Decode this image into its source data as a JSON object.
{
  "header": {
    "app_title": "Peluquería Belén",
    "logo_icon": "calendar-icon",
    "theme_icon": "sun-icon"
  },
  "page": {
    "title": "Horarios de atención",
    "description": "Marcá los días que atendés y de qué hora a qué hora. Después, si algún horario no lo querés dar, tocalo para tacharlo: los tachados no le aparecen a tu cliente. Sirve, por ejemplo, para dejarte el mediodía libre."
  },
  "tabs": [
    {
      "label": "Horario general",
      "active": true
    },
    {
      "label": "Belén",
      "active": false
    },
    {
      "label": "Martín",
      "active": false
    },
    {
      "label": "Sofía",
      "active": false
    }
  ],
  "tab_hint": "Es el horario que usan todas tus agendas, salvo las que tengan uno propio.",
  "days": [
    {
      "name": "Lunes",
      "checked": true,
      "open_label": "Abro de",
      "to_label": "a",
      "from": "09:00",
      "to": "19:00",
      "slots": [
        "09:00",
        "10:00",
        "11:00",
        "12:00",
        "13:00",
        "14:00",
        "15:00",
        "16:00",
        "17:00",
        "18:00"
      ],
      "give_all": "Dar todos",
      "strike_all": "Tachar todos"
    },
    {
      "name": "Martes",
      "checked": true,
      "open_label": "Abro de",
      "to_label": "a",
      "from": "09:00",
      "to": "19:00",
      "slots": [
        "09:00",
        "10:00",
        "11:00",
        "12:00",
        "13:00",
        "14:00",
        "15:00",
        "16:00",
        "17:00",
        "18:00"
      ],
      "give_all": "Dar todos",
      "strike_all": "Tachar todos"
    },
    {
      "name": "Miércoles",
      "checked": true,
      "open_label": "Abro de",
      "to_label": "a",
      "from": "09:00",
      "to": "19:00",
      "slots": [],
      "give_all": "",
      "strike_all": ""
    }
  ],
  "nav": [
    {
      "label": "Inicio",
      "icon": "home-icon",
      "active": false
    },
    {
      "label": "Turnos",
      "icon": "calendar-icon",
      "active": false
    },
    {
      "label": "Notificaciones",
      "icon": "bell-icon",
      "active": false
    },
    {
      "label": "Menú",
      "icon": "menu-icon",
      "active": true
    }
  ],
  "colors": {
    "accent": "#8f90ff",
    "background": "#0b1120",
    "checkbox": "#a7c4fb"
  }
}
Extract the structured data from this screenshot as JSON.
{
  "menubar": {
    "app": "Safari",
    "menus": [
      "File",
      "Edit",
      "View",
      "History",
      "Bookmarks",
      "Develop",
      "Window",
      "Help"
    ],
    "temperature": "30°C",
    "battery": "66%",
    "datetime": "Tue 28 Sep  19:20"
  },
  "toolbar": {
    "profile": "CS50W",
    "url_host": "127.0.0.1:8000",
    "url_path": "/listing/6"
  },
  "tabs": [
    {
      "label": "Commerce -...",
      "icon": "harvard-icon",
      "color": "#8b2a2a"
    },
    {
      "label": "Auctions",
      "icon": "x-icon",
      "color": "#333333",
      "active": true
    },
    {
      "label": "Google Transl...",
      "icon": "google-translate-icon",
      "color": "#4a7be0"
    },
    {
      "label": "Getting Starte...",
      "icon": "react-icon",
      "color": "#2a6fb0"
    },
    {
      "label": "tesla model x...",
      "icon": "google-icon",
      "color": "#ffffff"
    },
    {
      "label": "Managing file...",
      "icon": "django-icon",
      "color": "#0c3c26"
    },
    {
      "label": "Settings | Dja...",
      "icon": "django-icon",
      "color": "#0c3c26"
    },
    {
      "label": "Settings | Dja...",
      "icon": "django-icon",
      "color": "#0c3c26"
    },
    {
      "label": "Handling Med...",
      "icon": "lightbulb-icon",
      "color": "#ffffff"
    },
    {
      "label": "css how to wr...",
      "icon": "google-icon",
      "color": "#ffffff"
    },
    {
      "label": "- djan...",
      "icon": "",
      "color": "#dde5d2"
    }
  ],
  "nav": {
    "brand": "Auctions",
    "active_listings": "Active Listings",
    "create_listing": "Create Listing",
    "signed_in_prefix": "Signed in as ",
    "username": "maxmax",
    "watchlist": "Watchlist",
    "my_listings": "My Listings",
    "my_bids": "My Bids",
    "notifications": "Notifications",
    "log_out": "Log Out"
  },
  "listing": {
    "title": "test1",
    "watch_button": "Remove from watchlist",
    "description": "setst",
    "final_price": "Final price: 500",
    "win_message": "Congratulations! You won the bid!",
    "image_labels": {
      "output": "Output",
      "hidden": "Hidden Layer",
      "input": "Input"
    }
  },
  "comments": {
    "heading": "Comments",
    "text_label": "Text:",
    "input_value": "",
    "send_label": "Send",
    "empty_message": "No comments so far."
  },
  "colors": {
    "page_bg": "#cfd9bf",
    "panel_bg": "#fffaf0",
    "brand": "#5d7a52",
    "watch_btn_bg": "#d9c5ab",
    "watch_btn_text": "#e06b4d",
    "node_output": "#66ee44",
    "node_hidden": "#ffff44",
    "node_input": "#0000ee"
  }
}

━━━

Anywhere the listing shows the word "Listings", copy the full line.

    "active_listings": "Active Listings",
    "my_listings": "My Listings",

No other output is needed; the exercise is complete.